Work to be completed = Write out the whole listing exactly; no images belong in it.

——

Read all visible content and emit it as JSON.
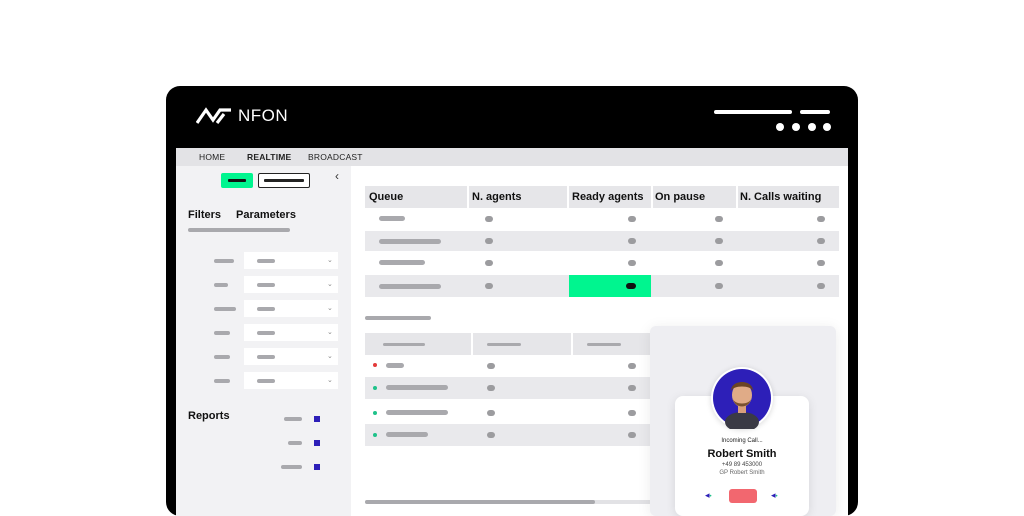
{
  "brand": {
    "name": "NFON"
  },
  "nav": {
    "items": [
      "HOME",
      "REALTIME",
      "BROADCAST"
    ],
    "active": "REALTIME"
  },
  "sidebar": {
    "collapse_icon": "chevron-left-icon",
    "tabs": [
      "Filters",
      "Parameters"
    ],
    "reports_label": "Reports"
  },
  "queue_table": {
    "headers": [
      "Queue",
      "N. agents",
      "Ready agents",
      "On pause",
      "N. Calls waiting"
    ],
    "highlight_color": "#00f58f"
  },
  "incoming_call": {
    "status": "Incoming Call...",
    "name": "Robert Smith",
    "phone": "+49 89 453000",
    "subtitle": "GP Robert Smith"
  },
  "colors": {
    "accent": "#00f58f",
    "brand_blue": "#2d1fb8",
    "decline": "#f2676f",
    "status_red": "#e33b3b",
    "status_green": "#1fc28a"
  }
}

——

Exercise answer =
Read all visible content and emit it as JSON.
{
  "brand": {
    "name": "NFON"
  },
  "nav": {
    "items": [
      "HOME",
      "REALTIME",
      "BROADCAST"
    ],
    "active": "REALTIME"
  },
  "sidebar": {
    "collapse_icon": "chevron-left-icon",
    "tabs": [
      "Filters",
      "Parameters"
    ],
    "reports_label": "Reports"
  },
  "queue_table": {
    "headers": [
      "Queue",
      "N. agents",
      "Ready agents",
      "On pause",
      "N. Calls waiting"
    ],
    "highlight_color": "#00f58f"
  },
  "incoming_call": {
    "status": "Incoming Call...",
    "name": "Robert Smith",
    "phone": "+49 89 453000",
    "subtitle": "GP Robert Smith"
  },
  "colors": {
    "accent": "#00f58f",
    "brand_blue": "#2d1fb8",
    "decline": "#f2676f",
    "status_red": "#e33b3b",
    "status_green": "#1fc28a"
  }
}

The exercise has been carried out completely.